Seth Elsen ’13 Recounts Working for CST
Posted by Jenna Ray on Thursday, May. 9, 2013
In the three years that Seth Elsen ’13, Shelton, Washington, has worked with the University of Minnesota, Morris’s Center for Small Towns (CST), he has engaged in a large range and variety of projects. His first undertaking was with the Students Using Natural Energy (SUN-E) team, which made it possible for solar energy to be used in heating the pool at the Regional Fitness Center. During his second year, Elsen began working with the Upper Sioux Community to explore potential uses of renewable energy. In his final year, he partnered with the Morris community to improve the local public access channel.
Elsen spoke fondly of his first CST project, which involved working with a team of students to help create more sustainable energy options for the local Regional Fitness Center. He noted that this project was a great way to get involved with, and be introduced to, the campus and local community. Elsen’s work with the SUN-E team allowed him to visibly impact the community as he was acclimating to life at Morris.
In the fall of 2011 Elsen began working with the Upper Sioux Community tribal council and planner to examine the feasibility of using wind and solar energy on tribal land. Using maps and data compiled by the United States Department of Energy, Elsen explored which combination of renewable energy options would make the most sense for the community and later presented his findings to the tribal council. He resumed work on the project in spring 2013.

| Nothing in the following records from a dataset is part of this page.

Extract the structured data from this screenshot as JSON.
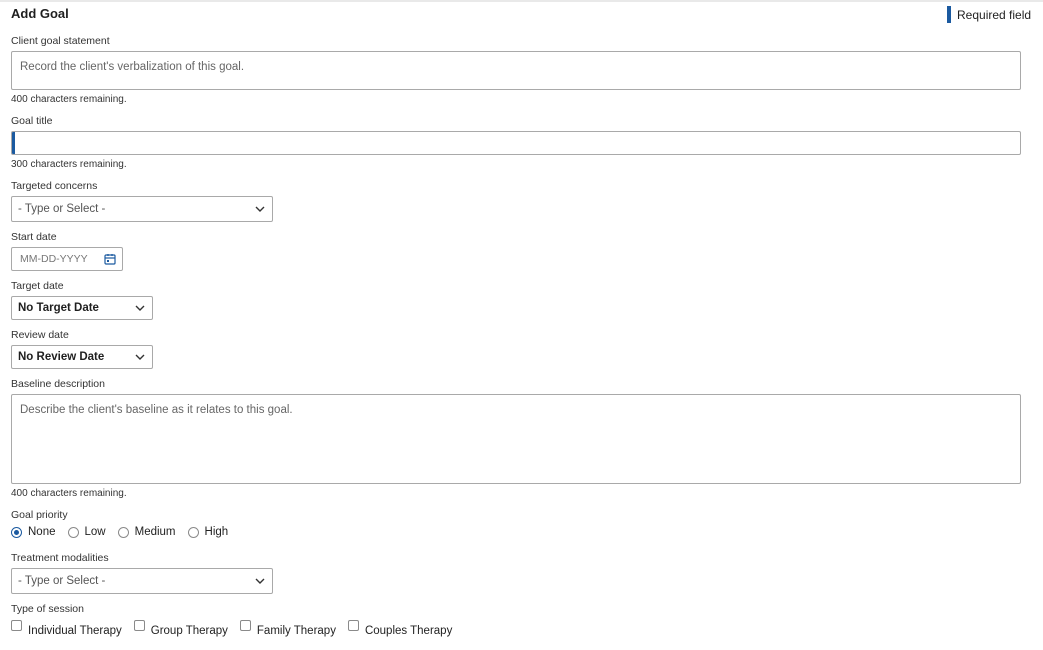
{
  "header": {
    "title": "Add Goal",
    "required_note": "Required field"
  },
  "client_goal_statement": {
    "label": "Client goal statement",
    "placeholder": "Record the client's verbalization of this goal.",
    "remaining": "400 characters remaining."
  },
  "goal_title": {
    "label": "Goal title",
    "value": "",
    "remaining": "300 characters remaining."
  },
  "targeted_concerns": {
    "label": "Targeted concerns",
    "value": "- Type or Select -"
  },
  "start_date": {
    "label": "Start date",
    "placeholder": "MM-DD-YYYY"
  },
  "target_date": {
    "label": "Target date",
    "value": "No Target Date"
  },
  "review_date": {
    "label": "Review date",
    "value": "No Review Date"
  },
  "baseline_description": {
    "label": "Baseline description",
    "placeholder": "Describe the client's baseline as it relates to this goal.",
    "remaining": "400 characters remaining."
  },
  "goal_priority": {
    "label": "Goal priority",
    "options": [
      "None",
      "Low",
      "Medium",
      "High"
    ],
    "selected": "None"
  },
  "treatment_modalities": {
    "label": "Treatment modalities",
    "value": "- Type or Select -"
  },
  "type_of_session": {
    "label": "Type of session",
    "options": [
      "Individual Therapy",
      "Group Therapy",
      "Family Therapy",
      "Couples Therapy"
    ]
  },
  "colors": {
    "accent": "#1b5aa0",
    "border": "#a9a9a9"
  },
  "icons": {
    "select": "chevron-down-icon",
    "date": "calendar-icon"
  }
}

In the fall of 2012 Elsen began working with the city of Morris to improve the local public access television channel. The goal of his work was to create a plan for streamlining the channel’s operating system, which utilized an inefficient system of DVDs and alarms. This arrangement left considerable dead air time, so Elsen was hired to help the station improve its functionality.
When asked what he liked best about serving CST, Elsen praised the team’s positive energy and their commitment to their work. He added that he deeply enjoyed working with both the local community and the Upper Sioux Community. He cited the latter as his favorite project, the one for which he was and is most passionate. Elsen notes that he would “love to pursue a career in tribal natural resource management,” and that this project provided new insight into work that he would like to do for the rest of his life. After graduating, Elsen plans to return to his home in the northwestern United States to look for work in the fields of natural resource management and communications.
The University of Minnesota, Morris Center for Small Towns (CST) is a community outreach program that serves as a point-of-entry to the resources of the University of Minnesota. Small towns, local units of government, k-12 schools, nonprofit organizations, and other University units are able to utilize the Center’s resources as they work on rural issues or make contributions to rural society. Their mission is to focus the University’s attention and marshal its resources toward assisting Minnesota’s small towns with locally identified issues by creating applied learning opportunities for faculty and students.